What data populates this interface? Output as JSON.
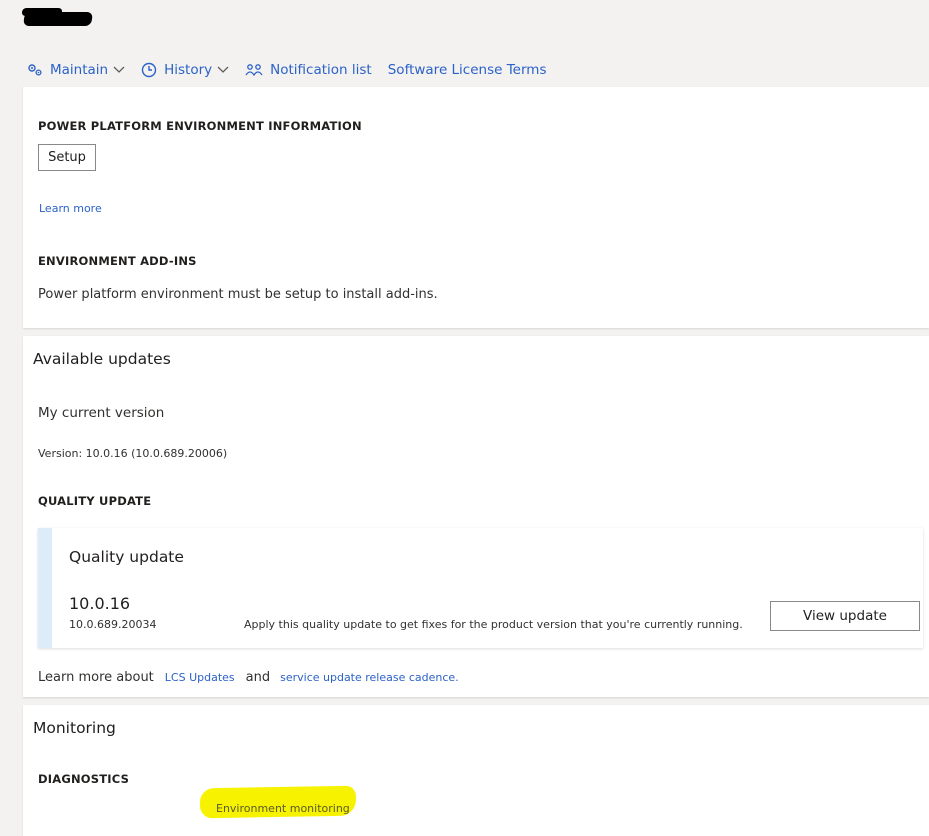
{
  "header": {
    "title_redacted": true
  },
  "commandbar": {
    "maintain": "Maintain",
    "history": "History",
    "notification_list": "Notification list",
    "software_license_terms": "Software License Terms"
  },
  "power_platform": {
    "heading": "POWER PLATFORM ENVIRONMENT INFORMATION",
    "setup_button": "Setup",
    "learn_more": "Learn more",
    "addins_heading": "ENVIRONMENT ADD-INS",
    "addins_message": "Power platform environment must be setup to install add-ins."
  },
  "updates": {
    "title": "Available updates",
    "current_version_label": "My current version",
    "version_text": "Version: 10.0.16 (10.0.689.20006)",
    "quality_heading": "QUALITY UPDATE",
    "quality_card": {
      "title": "Quality update",
      "version": "10.0.16",
      "build": "10.0.689.20034",
      "description": "Apply this quality update to get fixes for the product version that you're currently running.",
      "button": "View update"
    },
    "footer": {
      "prefix": "Learn more about",
      "lcs_link": "LCS Updates",
      "and": "and",
      "cadence_link": "service update release cadence."
    }
  },
  "monitoring": {
    "title": "Monitoring",
    "diagnostics_heading": "DIAGNOSTICS",
    "env_monitoring_link": "Environment monitoring"
  },
  "colors": {
    "link": "#2b62c8",
    "highlight": "#f7f300",
    "accent_bar": "#deecf9"
  }
}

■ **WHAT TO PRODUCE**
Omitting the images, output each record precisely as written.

■ **RESULT OF THIS TASK**
What data populates this interface? Output as JSON.
{
  "header": {
    "title_redacted": true
  },
  "commandbar": {
    "maintain": "Maintain",
    "history": "History",
    "notification_list": "Notification list",
    "software_license_terms": "Software License Terms"
  },
  "power_platform": {
    "heading": "POWER PLATFORM ENVIRONMENT INFORMATION",
    "setup_button": "Setup",
    "learn_more": "Learn more",
    "addins_heading": "ENVIRONMENT ADD-INS",
    "addins_message": "Power platform environment must be setup to install add-ins."
  },
  "updates": {
    "title": "Available updates",
    "current_version_label": "My current version",
    "version_text": "Version: 10.0.16 (10.0.689.20006)",
    "quality_heading": "QUALITY UPDATE",
    "quality_card": {
      "title": "Quality update",
      "version": "10.0.16",
      "build": "10.0.689.20034",
      "description": "Apply this quality update to get fixes for the product version that you're currently running.",
      "button": "View update"
    },
    "footer": {
      "prefix": "Learn more about",
      "lcs_link": "LCS Updates",
      "and": "and",
      "cadence_link": "service update release cadence."
    }
  },
  "monitoring": {
    "title": "Monitoring",
    "diagnostics_heading": "DIAGNOSTICS",
    "env_monitoring_link": "Environment monitoring"
  },
  "colors": {
    "link": "#2b62c8",
    "highlight": "#f7f300",
    "accent_bar": "#deecf9"
  }
}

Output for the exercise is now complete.